DIRECTIONS:
Which lines of the entries contain the string "fundo"? Copy each of them.

ENTRIES SUPPLIED:
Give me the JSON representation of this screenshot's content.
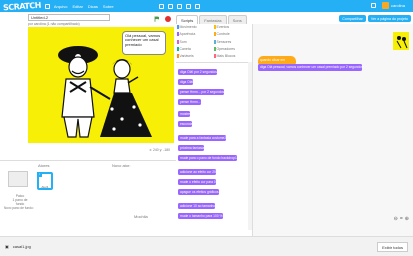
{
  "menubar": {
    "logo": "SCRATCH",
    "items": [
      "Arquivo",
      "Editar",
      "Dicas",
      "Sobre"
    ],
    "user": "carolina"
  },
  "project": {
    "title": "Untitled-2",
    "subtitle": "por carolina (1 não compartilhado)"
  },
  "stage": {
    "speech": "Olá pessoal, vamos conhecer um casal premiado",
    "coords": "x: 240 y: -180"
  },
  "sprites": {
    "header": "Atores",
    "new_sprite_label": "Novo ator:",
    "stage_label": "Palco",
    "stage_sublabel": "1 pano de fundo",
    "new_backdrop_label": "Novo pano de fundo:",
    "sprite_name": "Ator1",
    "sprite_badge": "i"
  },
  "tabs": [
    "Scripts",
    "Fantasias",
    "Sons"
  ],
  "categories": [
    {
      "label": "Movimento",
      "color": "#4c97ff"
    },
    {
      "label": "Eventos",
      "color": "#ffbf00"
    },
    {
      "label": "Aparência",
      "color": "#9966ff"
    },
    {
      "label": "Controle",
      "color": "#ffab19"
    },
    {
      "label": "Som",
      "color": "#cf63cf"
    },
    {
      "label": "Sensores",
      "color": "#5cb1d6"
    },
    {
      "label": "Caneta",
      "color": "#0fbd8c"
    },
    {
      "label": "Operadores",
      "color": "#59c059"
    },
    {
      "label": "Variáveis",
      "color": "#ff8c1a"
    },
    {
      "label": "Mais Blocos",
      "color": "#ff6680"
    }
  ],
  "blocks": [
    "diga Olá! por 2 segundos",
    "diga Olá!",
    "pense Hmm... por 2 segundos",
    "pense Hmm...",
    "mostre",
    "esconda",
    "mude para a fantasia costume2",
    "próxima fantasia",
    "mude para o pano de fundo backdrop1",
    "adicione ao efeito cor 25",
    "mude o efeito cor para 0",
    "apague os efeitos gráficos",
    "adicione 10 ao tamanho",
    "mude o tamanho para 100 %"
  ],
  "script": {
    "hat": "quando clicar em",
    "say": "diga Olá pessoal, vamos conhecer um casal premiado por 2 segundos"
  },
  "share": {
    "button1": "Compartilhar",
    "button2": "Ver a página do projeto"
  },
  "backpack": {
    "label": "Mochila",
    "download_name": "casal1.jpg",
    "show_all": "Exibir todos"
  }
}
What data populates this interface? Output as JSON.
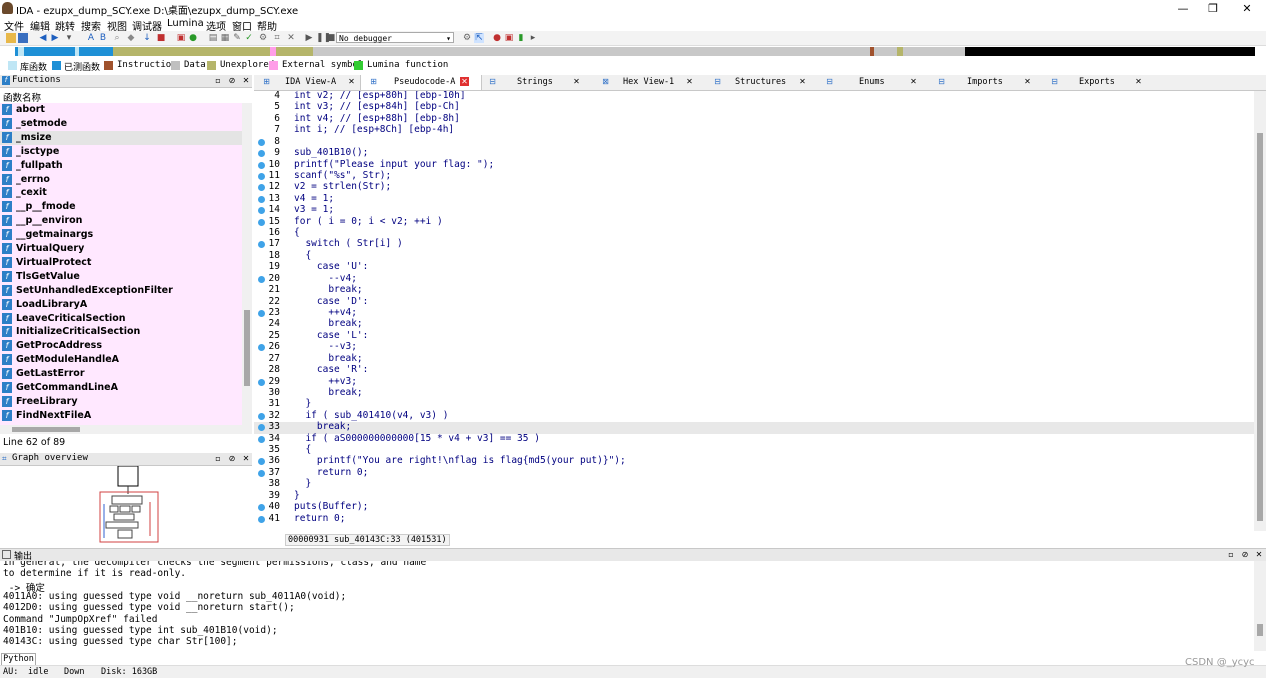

ANSWER SPACE:
    "stage_sublabel": "1 pano de fundo",
    "new_backdrop_label": "Novo pano de fundo:",
    "mude para o pano de fundo backdrop1",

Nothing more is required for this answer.